Suntech Aoi ZPRO 53 First Fishing
by Herb S.
Spring has sprung and the fish have begun their annual migration back into the small warm water streams from their winter hideouts in deep pools and connecting lakes and rivers. I finally got out for the first fishing with my new Suntech Aoi ZPRO53. Yes, another winner! At 17’ the rod is the lightest long rod rated for 6X that Chris carries, just right for the old age/bad shoulder set.
It casts beautifully, in spite of a strong, gusty wind, with 15’ of #2.5 level fluorocarbon line and 3’ to 4’ of 6X tippet. When reflected sun on the water obscured the line, the rod’s sensitivity transmitted the lightest bites; a pleasant surprise and something I didn’t expect due to its length. By now I should be used to pleasant surprises with the rods Chris carries.
The fishing: The stream is still fairly high and fast. The weeds are just starting to grow and the fish are not in their usual spots. But there’s a backwater downstream and that’s where the bluegills were hiding. It’s a deep cut guarded by mud and the fish are too far back in for my other keiryu rods. The 17’ ZPRO 53 could reach ‘em, and it was a many day with upwards of a dozen 8-inchers and lots of smaller ones. There were even several small perch.
After casting cross-stream to the large pocket I headed back up and waded up a narrow channel next to an island. Casting upstream I was rewarded with two big river chubs in spawning colors and a gorgeous golden shiner. The fish liked a #12 Utah Killer Bug and a #14 Gold Bead Head Fox Squirrel Nymph. My fishing buddy went upstream with a spinning rod to deeper water and ran into a lot of smallmouth bass. This could be the start of a good season!
So, if you’re looking for a long, but light rod and won’t be disappointed if Mr. Big busts the 6X, the ZPRO 53 is outstanding. Actually, 6X is plenty strong, as Chris points out, for the fish most of us catch and this rod is both delicate and beefy at the same time. Great rod! I highly recommend it.
Walk softly and carry a long stick. - Teddy Roosevelt (almost)

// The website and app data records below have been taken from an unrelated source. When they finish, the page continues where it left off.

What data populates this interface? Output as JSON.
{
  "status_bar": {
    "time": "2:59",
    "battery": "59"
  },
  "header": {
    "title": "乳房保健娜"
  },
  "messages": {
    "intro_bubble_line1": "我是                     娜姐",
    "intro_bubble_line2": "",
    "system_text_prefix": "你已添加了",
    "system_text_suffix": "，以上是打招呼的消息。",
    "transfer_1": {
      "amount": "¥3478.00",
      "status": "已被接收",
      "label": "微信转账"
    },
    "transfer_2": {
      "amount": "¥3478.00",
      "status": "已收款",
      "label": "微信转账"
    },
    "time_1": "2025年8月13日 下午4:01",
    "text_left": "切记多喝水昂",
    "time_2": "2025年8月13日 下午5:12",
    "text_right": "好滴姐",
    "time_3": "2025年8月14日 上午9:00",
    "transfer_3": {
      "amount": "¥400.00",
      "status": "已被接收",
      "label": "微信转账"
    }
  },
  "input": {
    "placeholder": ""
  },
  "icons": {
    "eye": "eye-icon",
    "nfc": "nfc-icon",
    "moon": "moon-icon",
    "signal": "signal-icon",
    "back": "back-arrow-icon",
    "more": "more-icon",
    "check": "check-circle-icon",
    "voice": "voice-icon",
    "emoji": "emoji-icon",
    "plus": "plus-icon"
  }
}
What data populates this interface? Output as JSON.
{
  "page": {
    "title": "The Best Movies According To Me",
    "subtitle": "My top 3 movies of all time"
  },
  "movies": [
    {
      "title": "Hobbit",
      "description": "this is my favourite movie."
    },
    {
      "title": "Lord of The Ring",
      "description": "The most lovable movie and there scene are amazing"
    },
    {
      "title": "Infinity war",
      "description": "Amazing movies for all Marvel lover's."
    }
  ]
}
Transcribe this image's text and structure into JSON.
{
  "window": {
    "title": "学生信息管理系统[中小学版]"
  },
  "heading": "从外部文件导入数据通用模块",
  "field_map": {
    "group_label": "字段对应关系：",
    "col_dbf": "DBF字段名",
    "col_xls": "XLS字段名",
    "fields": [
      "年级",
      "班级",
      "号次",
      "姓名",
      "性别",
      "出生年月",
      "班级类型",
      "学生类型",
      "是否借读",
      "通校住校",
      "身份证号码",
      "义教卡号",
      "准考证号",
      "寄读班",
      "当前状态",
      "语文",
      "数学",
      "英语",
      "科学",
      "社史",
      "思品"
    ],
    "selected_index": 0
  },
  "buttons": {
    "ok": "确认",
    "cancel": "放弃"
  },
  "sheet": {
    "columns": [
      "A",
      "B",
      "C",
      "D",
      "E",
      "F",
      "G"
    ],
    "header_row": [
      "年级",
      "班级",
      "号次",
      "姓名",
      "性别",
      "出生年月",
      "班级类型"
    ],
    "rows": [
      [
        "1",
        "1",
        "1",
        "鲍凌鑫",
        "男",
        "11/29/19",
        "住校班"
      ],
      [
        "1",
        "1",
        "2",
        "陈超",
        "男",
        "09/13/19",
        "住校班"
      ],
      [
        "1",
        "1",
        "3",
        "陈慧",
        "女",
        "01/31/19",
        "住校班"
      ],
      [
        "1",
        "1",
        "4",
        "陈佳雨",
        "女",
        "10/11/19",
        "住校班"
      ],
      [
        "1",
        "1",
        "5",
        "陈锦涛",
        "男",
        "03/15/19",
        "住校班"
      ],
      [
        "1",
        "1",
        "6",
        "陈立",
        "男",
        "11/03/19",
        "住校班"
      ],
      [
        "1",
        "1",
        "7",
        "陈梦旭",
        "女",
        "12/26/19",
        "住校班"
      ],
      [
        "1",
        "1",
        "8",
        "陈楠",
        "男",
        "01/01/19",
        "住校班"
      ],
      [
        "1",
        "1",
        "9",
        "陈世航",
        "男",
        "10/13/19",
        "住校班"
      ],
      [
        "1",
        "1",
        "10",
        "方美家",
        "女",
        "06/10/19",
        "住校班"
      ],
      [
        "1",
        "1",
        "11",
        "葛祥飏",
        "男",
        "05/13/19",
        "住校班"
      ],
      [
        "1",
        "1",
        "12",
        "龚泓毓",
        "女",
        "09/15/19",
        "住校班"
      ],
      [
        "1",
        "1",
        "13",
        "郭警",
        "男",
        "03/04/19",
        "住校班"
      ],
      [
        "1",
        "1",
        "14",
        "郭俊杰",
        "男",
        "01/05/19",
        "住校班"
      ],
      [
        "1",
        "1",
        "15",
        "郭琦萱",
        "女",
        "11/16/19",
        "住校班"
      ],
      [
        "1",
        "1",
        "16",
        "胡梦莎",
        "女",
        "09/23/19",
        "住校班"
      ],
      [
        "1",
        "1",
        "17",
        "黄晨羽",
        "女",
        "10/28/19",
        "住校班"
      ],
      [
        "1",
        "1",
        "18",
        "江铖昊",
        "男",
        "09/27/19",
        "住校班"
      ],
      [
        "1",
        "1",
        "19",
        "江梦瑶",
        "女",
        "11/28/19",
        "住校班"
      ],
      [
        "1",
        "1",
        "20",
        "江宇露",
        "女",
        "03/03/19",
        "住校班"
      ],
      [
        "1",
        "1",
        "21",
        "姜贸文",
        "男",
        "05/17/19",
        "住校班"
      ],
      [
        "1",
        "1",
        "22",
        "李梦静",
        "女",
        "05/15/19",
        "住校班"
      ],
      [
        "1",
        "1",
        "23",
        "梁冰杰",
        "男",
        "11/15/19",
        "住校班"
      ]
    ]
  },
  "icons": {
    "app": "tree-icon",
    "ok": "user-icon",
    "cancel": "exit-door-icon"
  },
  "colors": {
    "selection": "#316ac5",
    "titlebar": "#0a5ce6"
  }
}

“The bitterness of poor quality remains long after the sweetness of low price is forgotten” – Benjamin Franklin
The hooks are sharp.
The coffee's hot.
The fish are slippery when wet.